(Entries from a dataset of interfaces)
§ §
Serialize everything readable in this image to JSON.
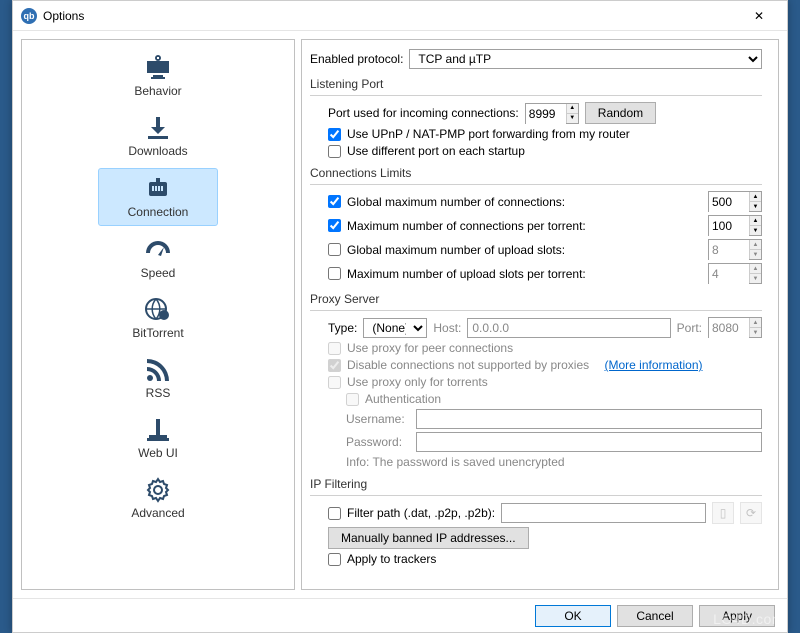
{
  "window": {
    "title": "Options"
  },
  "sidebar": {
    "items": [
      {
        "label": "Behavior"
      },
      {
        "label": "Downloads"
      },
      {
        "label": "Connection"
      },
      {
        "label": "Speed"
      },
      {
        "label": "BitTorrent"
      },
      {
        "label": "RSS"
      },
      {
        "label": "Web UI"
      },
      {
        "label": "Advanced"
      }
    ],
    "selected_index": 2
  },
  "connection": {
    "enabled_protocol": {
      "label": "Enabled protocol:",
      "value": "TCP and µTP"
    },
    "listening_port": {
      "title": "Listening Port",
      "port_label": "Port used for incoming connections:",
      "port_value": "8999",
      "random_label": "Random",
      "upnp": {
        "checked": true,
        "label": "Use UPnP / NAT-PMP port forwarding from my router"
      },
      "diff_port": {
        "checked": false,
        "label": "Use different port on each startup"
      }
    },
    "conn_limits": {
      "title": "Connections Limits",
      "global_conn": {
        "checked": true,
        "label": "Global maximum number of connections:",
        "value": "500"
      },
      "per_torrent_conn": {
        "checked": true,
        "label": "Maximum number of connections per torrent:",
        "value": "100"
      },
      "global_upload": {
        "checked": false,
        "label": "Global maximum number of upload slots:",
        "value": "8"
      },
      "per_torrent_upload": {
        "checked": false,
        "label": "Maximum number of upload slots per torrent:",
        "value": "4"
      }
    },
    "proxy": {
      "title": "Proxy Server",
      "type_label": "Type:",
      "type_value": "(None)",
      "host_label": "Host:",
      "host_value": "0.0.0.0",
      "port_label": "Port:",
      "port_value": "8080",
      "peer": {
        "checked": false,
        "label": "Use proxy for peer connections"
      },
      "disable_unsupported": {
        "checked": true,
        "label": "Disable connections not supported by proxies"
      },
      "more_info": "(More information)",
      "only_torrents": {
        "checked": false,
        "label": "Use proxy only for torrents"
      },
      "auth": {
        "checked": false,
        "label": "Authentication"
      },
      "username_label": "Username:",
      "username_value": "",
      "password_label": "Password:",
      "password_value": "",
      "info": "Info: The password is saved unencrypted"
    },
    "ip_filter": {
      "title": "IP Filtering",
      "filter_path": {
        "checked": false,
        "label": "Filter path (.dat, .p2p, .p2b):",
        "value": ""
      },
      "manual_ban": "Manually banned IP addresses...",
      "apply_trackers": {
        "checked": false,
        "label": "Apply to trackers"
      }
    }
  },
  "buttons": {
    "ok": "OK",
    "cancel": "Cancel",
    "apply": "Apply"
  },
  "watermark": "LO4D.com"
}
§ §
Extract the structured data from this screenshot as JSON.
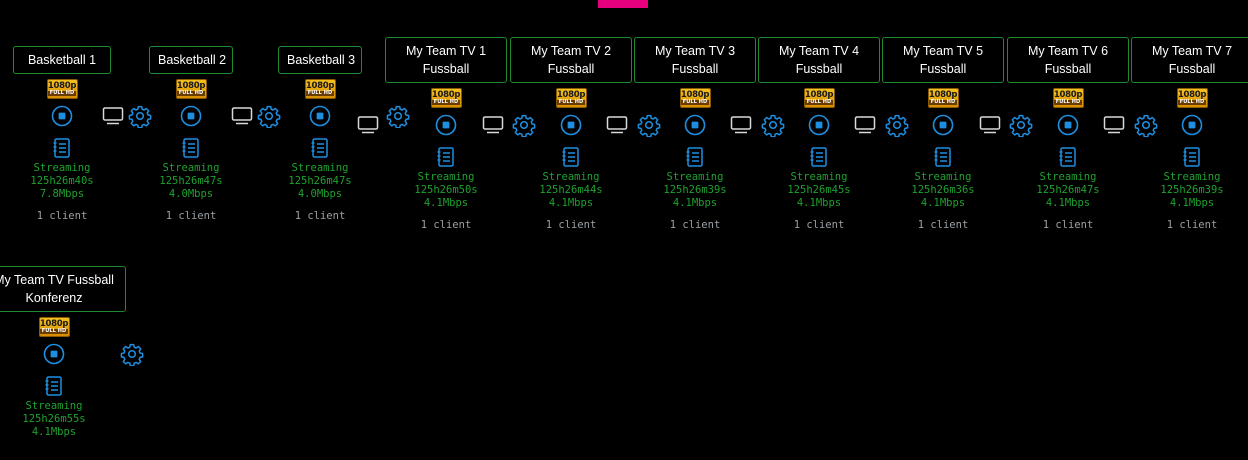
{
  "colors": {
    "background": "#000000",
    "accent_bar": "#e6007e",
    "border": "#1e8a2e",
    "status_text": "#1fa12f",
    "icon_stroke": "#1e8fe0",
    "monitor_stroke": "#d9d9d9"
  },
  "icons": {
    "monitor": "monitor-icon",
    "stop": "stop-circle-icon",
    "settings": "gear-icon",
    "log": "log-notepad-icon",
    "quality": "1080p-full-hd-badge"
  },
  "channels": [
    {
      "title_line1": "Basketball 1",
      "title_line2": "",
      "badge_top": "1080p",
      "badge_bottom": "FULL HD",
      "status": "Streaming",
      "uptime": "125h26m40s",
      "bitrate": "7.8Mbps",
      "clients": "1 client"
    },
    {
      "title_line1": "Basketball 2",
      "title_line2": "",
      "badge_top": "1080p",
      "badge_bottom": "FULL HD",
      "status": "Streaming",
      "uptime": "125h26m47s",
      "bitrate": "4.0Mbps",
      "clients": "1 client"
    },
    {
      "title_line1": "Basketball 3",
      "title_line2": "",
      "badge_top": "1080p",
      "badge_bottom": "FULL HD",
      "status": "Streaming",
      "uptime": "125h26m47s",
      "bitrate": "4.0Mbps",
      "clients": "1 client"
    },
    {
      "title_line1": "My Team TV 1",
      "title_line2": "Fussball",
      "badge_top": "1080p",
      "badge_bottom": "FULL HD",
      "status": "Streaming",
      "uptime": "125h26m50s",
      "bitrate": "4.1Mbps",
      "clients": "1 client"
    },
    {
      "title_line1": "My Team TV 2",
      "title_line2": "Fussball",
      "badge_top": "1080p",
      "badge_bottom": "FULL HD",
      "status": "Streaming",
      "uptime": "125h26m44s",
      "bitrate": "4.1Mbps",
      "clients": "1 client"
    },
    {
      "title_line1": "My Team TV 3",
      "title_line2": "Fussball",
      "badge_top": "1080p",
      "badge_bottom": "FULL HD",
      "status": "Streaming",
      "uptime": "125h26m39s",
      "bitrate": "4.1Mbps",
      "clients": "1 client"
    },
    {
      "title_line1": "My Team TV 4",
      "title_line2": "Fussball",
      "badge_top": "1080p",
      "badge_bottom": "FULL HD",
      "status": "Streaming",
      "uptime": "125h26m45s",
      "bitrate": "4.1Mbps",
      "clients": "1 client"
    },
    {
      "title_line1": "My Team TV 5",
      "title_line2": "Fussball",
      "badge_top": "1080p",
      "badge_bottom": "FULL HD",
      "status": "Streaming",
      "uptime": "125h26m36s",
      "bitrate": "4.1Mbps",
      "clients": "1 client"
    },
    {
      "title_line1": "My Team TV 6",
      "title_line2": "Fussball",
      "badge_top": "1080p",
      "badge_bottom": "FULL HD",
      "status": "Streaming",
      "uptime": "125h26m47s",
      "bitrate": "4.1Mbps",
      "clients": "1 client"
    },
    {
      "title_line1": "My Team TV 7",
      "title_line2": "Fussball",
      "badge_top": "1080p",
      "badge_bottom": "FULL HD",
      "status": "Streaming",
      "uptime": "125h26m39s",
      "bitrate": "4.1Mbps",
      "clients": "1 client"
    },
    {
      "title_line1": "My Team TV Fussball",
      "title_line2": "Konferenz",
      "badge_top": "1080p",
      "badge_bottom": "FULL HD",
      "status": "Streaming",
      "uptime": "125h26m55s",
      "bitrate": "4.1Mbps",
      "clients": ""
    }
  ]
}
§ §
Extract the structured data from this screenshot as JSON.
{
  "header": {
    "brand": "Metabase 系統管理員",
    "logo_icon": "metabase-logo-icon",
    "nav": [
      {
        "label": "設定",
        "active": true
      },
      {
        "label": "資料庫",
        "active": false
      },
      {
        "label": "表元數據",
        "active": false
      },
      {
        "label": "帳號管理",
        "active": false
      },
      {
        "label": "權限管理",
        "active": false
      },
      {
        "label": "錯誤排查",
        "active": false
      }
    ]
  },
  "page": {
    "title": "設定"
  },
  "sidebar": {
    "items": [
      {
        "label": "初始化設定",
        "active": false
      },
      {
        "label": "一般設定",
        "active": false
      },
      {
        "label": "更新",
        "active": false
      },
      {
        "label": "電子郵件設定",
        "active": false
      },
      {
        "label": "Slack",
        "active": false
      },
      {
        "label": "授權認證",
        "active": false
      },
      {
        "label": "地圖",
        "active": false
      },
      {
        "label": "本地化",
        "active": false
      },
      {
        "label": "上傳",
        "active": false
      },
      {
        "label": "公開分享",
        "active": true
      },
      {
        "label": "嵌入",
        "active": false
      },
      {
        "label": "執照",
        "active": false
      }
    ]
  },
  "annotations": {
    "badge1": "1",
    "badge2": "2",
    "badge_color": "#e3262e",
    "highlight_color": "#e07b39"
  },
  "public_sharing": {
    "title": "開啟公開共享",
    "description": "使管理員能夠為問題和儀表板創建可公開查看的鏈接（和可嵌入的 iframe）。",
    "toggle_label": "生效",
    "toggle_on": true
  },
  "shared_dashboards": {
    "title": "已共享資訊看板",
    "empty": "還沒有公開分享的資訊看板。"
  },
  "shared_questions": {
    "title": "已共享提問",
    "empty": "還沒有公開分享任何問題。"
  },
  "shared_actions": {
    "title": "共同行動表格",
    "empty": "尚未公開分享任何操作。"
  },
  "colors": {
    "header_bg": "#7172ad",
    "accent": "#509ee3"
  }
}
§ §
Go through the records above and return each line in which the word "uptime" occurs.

TASK SOLUTION
      "uptime": "125h26m40s",
      "uptime": "125h26m47s",
      "uptime": "125h26m47s",
      "uptime": "125h26m50s",
      "uptime": "125h26m44s",
      "uptime": "125h26m39s",
      "uptime": "125h26m45s",
      "uptime": "125h26m36s",
      "uptime": "125h26m47s",
      "uptime": "125h26m39s",
      "uptime": "125h26m55s",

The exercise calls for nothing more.